Improving economic conditions have finally caught up to millennials, providing them with a brighter job market, according to the United States Department of Labor.
But a recent Federal Reserve Bank of New York report says the devil is in the details. Not all new college graduates are doing equally well. The kind of degree they earned is an enormous factor in the job hunt.
“There’s no question that your field of study significantly alters your prospects, but even having chosen the right field is no guarantee,” says Matt Stewart, an entrepreneur and co-founder of College Works Painting (www.collegeworks.com), an internship program that provides practical business experience for college students.

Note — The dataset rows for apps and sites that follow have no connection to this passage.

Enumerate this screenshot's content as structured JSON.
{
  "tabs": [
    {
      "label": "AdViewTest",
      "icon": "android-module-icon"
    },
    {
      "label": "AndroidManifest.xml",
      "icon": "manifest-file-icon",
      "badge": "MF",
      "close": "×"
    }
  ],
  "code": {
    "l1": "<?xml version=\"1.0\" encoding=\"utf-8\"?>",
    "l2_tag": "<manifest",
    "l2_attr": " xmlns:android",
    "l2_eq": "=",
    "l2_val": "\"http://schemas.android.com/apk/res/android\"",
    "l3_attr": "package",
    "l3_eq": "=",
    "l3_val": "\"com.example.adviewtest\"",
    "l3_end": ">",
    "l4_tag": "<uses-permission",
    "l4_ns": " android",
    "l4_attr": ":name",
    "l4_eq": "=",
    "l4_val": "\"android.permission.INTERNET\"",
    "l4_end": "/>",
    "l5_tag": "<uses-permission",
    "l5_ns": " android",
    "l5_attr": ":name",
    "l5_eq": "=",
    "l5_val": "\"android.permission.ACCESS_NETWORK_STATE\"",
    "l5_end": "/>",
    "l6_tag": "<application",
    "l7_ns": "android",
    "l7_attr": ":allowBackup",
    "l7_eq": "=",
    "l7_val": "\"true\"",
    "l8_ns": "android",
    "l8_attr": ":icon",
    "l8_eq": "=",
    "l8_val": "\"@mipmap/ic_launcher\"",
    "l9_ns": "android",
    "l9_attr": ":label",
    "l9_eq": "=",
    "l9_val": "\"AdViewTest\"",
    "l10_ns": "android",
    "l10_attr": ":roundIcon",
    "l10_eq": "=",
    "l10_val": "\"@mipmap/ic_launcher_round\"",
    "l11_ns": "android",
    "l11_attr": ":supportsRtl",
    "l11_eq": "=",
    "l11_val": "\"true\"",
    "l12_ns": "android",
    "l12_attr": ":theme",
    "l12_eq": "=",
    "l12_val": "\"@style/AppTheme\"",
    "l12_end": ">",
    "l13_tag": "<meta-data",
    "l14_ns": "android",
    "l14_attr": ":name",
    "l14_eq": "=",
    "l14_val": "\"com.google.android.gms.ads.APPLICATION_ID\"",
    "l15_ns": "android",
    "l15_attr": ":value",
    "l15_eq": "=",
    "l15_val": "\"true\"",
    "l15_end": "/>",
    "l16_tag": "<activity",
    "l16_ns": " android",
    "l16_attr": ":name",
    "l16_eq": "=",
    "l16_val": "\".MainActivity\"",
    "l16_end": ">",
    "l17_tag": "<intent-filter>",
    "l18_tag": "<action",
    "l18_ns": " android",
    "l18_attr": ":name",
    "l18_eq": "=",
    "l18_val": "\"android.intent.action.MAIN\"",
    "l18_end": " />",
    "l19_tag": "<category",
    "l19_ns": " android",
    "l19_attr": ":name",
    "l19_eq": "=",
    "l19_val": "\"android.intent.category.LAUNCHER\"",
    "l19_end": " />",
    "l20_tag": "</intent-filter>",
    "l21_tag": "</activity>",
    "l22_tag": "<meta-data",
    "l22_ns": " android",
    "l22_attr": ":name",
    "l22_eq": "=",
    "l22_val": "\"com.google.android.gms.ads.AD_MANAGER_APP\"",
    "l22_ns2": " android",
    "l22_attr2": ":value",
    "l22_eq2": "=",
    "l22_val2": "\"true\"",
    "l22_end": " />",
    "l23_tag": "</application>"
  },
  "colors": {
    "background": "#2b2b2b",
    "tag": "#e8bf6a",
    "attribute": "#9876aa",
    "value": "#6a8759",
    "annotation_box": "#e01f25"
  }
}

“How you approach your field, such as engagement at an internship, can boost your professional prospects immensely.”
For example, interns with College Works Painting operate their own house-painting business with hands-on guidance from mentors. They learn valuable leadership skills by functioning as leaders in a business.
“Unemployment for our alumni has remained at less than 4 percent, including when youth unemployment exceeded 16 percent a few years ago,” Stewart says. “This kind of challenging yet fun student experience helps ensure a good career for college graduates right out of the gate.”
He offers tips about what students should look for in an internship so they can gain the professional experience they need to land a job after graduation.
• Know what you will actually be doing. While simply being in a company’s culture has value, many businesses assign students to their lowest-level work. Grunt work, to some extent, is a fact of life in most professions. But that kind of work won’t propel a student’s career. Consider an internship that gives you real responsibility and provides experiences that will definitely come in handy in your future career.
• Consider a company’s internship recognition. Don’t accept an internship with just any organization. Think about the business awards the company has won, the type of articles that have been written about the company, and how the company contributes to their industry and community. If you can, get information on how other former interns fared.
• For any student, real experience is crucial. Whether you’re an artist, athlete, musician, theater major, English student, a STEM-field student, or a business major or future entrepreneur, getting experience often comes with a heavy price. This includes the loss of personal or family finances. Look for opportunities that provide guidance while allowing you to apply skills to real-life challenges such as budgeting, marketing, and managing employees. These are transferable skills that apply to any industry.
“Regardless of how the economy is doing, you’ll want to put forth your best effort,” Stewart says. “As we’ve seen, the market can take a nosedive at any time.”